A passive solar greenhouse in Invermere B.C. is making people across the continent sit up and takes notice. What is a passive solar greenhouse? Don’t they already use the sun’s energy? Well yes but with the traditional Dutch glass box greenhouse design all that heat leaves once the sun goes down. These uninsulated buildings don’t store any of that heat and as a result use a ton of energy to either heat the building at night or move excess heat out during the day. Energy wise, they just don’t make sense for most of Canada.
We wanted to see it in action and that’s why we visited the Groundswell Network Society’s community passive solar greenhouse in Invermere, B.C.
The first thing they did was to get rid of the north-facing glass wall that loses heat and doesn’t bring in light. That north facing wall and the back half of the building was replaced with a roof and a thermally massive concrete wall and floor structure designed to keep the heat in and store heat captured from the sun and release it overnight. On the front of the building, facing south is the only glass this greenhouse has – a large curved, glass wall. The roof has solar PV panels to generate electricity and it also has a solar thermal hot water system that heats an in-floor concrete heating system. And finally it has an annualized geo-solar system where hot air is collected from the ceiling and pumped underneath the building.
But does it blend?
Does the design work? When we visited in early March it was -1C outside and a pretty grim, grey day. Inside the greenhouse the temperature was already approaching 20C. It’s been in operation since 2009 producing a ton of delicious veggies and herbs. The building has no furnace and it acts as a season extender. They can start plants in February and still be harvesting the last of the tomatoes in November.
“I think why greenhouses aren’t all like this is because we live in an era of very inexpensive energy.

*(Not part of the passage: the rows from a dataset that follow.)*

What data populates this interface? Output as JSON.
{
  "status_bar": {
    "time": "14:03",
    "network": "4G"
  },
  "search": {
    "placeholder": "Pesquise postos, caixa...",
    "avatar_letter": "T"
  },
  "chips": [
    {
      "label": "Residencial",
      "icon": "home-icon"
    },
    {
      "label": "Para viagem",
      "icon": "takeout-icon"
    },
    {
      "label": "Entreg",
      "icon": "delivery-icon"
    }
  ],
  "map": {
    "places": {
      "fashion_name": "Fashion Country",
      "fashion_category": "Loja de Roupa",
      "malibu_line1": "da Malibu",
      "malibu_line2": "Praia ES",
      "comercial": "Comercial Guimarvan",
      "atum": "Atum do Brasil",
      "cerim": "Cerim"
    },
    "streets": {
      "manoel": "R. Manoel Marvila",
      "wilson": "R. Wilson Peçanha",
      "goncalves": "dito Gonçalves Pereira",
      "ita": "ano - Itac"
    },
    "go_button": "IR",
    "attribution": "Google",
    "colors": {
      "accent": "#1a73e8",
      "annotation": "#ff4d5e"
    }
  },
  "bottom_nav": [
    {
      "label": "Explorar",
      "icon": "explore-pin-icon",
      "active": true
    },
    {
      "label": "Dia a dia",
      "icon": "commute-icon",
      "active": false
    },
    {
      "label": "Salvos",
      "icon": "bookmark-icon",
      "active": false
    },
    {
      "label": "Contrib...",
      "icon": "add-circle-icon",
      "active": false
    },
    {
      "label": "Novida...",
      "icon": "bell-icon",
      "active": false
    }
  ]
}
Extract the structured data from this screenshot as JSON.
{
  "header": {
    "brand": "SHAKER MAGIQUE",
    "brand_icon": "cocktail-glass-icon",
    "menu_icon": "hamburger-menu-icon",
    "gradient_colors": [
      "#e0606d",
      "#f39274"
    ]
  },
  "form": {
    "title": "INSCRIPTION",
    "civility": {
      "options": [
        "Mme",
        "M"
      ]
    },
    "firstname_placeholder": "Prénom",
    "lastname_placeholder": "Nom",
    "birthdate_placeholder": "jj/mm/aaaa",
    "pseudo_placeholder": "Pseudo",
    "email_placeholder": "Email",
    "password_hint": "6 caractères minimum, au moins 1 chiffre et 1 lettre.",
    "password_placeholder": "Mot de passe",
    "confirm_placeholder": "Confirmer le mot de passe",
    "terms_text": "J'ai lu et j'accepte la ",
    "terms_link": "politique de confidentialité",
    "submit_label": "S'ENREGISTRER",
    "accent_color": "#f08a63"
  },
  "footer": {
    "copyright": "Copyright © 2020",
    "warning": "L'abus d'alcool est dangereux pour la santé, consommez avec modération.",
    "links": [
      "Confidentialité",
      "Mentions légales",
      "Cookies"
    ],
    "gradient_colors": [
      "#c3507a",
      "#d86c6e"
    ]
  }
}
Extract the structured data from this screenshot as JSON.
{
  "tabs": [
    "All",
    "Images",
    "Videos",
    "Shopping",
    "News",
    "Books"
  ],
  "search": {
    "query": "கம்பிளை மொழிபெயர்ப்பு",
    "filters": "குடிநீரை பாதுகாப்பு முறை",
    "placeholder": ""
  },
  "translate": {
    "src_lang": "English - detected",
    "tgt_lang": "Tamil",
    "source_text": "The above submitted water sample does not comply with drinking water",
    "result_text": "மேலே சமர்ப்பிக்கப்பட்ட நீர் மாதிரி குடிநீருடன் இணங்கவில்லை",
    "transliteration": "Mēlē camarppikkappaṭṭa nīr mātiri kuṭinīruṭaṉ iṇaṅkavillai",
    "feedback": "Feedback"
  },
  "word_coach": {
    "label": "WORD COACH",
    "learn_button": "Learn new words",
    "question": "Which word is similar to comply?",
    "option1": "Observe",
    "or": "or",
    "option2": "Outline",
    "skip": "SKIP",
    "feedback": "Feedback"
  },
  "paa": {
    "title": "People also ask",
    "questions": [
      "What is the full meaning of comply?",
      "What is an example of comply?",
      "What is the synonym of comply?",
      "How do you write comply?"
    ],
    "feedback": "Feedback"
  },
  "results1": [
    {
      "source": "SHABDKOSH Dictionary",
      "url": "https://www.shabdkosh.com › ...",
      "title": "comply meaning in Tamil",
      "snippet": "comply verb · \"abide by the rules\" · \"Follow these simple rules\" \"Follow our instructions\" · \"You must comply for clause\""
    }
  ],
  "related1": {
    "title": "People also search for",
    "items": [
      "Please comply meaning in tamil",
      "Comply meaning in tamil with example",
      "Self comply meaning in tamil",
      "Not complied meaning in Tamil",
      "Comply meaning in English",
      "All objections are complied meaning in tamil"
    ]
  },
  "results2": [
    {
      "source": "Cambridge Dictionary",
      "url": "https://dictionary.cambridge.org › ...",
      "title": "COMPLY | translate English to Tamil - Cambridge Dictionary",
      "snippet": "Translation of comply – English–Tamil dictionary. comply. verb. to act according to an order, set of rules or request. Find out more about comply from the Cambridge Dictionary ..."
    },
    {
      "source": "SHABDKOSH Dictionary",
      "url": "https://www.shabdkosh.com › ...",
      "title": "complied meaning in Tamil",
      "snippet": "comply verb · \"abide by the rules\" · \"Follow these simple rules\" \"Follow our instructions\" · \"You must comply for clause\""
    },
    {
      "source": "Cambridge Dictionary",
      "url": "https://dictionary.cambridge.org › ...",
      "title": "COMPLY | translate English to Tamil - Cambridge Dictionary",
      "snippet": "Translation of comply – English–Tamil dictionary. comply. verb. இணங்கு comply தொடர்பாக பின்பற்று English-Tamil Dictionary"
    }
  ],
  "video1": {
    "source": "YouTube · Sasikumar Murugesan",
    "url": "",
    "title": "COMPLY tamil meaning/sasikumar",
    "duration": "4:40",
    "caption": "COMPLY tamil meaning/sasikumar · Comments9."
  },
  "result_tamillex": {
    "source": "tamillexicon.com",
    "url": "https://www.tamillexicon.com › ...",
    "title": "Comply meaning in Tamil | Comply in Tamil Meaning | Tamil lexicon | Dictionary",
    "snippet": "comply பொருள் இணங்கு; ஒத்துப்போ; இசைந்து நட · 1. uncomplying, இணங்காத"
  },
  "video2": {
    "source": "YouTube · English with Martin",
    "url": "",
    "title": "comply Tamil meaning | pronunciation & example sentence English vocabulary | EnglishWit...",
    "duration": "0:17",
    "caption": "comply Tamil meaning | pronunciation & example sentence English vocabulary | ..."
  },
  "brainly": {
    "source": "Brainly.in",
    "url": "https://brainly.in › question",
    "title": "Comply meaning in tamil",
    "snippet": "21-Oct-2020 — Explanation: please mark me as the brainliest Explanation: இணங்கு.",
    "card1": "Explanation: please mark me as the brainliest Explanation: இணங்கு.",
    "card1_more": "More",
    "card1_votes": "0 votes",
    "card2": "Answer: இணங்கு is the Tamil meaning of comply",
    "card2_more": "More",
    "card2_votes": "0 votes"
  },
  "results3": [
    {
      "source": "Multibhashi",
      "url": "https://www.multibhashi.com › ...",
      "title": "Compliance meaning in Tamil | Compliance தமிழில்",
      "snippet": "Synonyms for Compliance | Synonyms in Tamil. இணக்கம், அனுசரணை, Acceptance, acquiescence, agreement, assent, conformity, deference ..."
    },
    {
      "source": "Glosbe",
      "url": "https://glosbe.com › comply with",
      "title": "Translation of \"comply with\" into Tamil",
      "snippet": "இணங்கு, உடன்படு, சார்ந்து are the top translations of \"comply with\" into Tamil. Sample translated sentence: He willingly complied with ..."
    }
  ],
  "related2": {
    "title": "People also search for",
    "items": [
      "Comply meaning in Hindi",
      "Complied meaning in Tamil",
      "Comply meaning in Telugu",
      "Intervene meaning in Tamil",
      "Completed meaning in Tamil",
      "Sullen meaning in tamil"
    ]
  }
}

And what we’ve tried to demonstrate here is to anticipate the change in that reality that many in the food sector believe is coming,” says Bill Swan, the executive director of the Groundswell Community Network.
“One of the figures I’ve seen is there’s 10 units of carbon fuel energy in every food unit we consume. And it’s not just in the movement of that food around the world, it’s in the production of that food. A lot of our fertilizers are carbon-fuel based, so the whole systems takes an enormous amount of energy to get food to our table,” says Swan.
The Groundswell greenhouse is a community hub. It had 35 different funders and more than 300 volunteers helped with construction. The 400 member organization also manages a couple of community gardens, runs gardening and permaculture workshops, has a worm composting operation and a lot of the food they grow ends up being used in the high school next door in its cafeteria and culinary arts program.
Andrea Salzbrenner is the chef-training instructor at David Thompson Secondary School and is big fan of this ground to table approach.
“Our students are able to go down to the greenhouse, grow food, harvest it, bring it back up to the school and then enjoy food that is minutes old, as opposed to coming overseas and across country.”
The lessons learned from the design are invaluable and people are coming from all over North America to see what they’re doing. While this type of design is in heavy use in China, it’s just starting to get traction in North America. Rob Avis, who we’ve featured before on Green Energy Futures in our episode on rocket stoves, built one in his backyard and even recently published an e-book on their design.
But whether you’re building a greenhouse or a home these passive solar and thermal mass lessons are simple and can be applied almost anywhere. Face your building south, maximize the size your south facing windows, cut down on the amount of north facing windows and use thermally massive materials to soak up heat.
Bill Swan sees a day when these types of simple greenhouse structures ubiquitous, a low cost, low energy way to keep yourself in groceries.
“I think the home of the future will always have a greenhouse either attached or closely associated with it for these benefits of energy and for food.”
While the Dutch style greenhouse is popular they don’t make sense in places where it’s sunny and it gets cold at night. By adapting greenhouse designs to local climate conditions we can use far less energy to grow local, healthy food.